TASK TO CARRY OUT =
What is needed is every line of the data that includes the word "chevron". Please copy each one.

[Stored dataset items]
•••••
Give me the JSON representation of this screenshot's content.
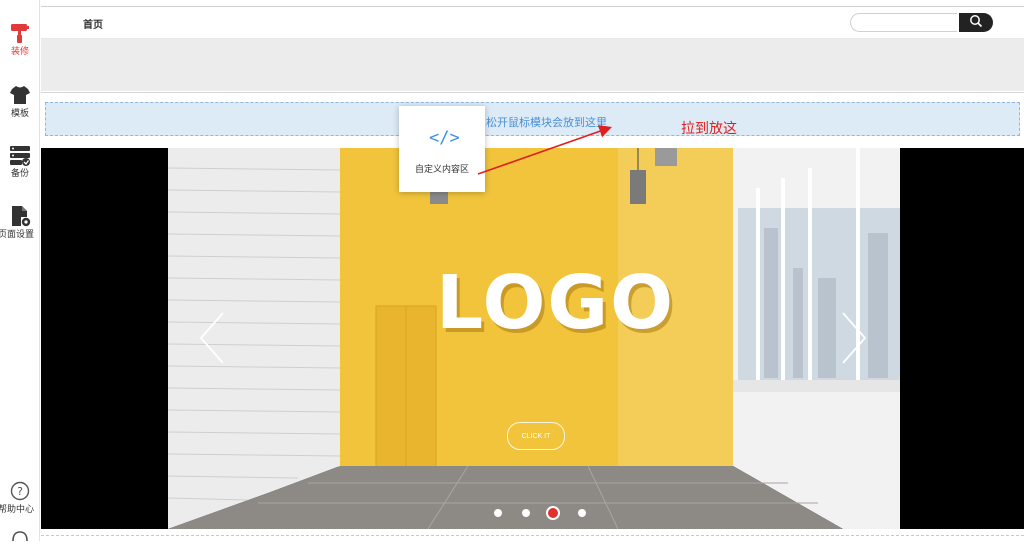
{
  "sidebar": {
    "items": [
      {
        "label": "装修",
        "icon": "paint-roller-icon",
        "active": true
      },
      {
        "label": "模板",
        "icon": "tshirt-icon"
      },
      {
        "label": "备份",
        "icon": "backup-icon"
      },
      {
        "label": "页面设置",
        "icon": "page-settings-icon"
      }
    ],
    "help": {
      "label": "帮助中心",
      "icon": "help-icon"
    },
    "support_icon": "headset-icon"
  },
  "header": {
    "nav_home": "首页",
    "search": {
      "value": "",
      "placeholder": "",
      "icon": "search-icon"
    }
  },
  "drop_zone": {
    "hint": "松开鼠标模块会放到这里"
  },
  "drag_card": {
    "icon": "code-icon",
    "label": "自定义内容区"
  },
  "annotation": {
    "text": "拉到放这",
    "color": "#e02020"
  },
  "banner": {
    "logo_text": "LOGO",
    "button_label": "CLICK IT",
    "slides_count": 4,
    "active_slide": 3,
    "prev_icon": "chevron-left-icon",
    "next_icon": "chevron-right-icon"
  },
  "colors": {
    "accent_red": "#e03a3a",
    "drop_zone_bg": "#ddebf7",
    "drop_zone_text": "#4a8fd4",
    "wall_yellow": "#f2c23a",
    "search_button": "#222222"
  }
}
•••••
ANSWER FOR THIS EXERCISE =
    "prev_icon": "chevron-left-icon",
    "next_icon": "chevron-right-icon"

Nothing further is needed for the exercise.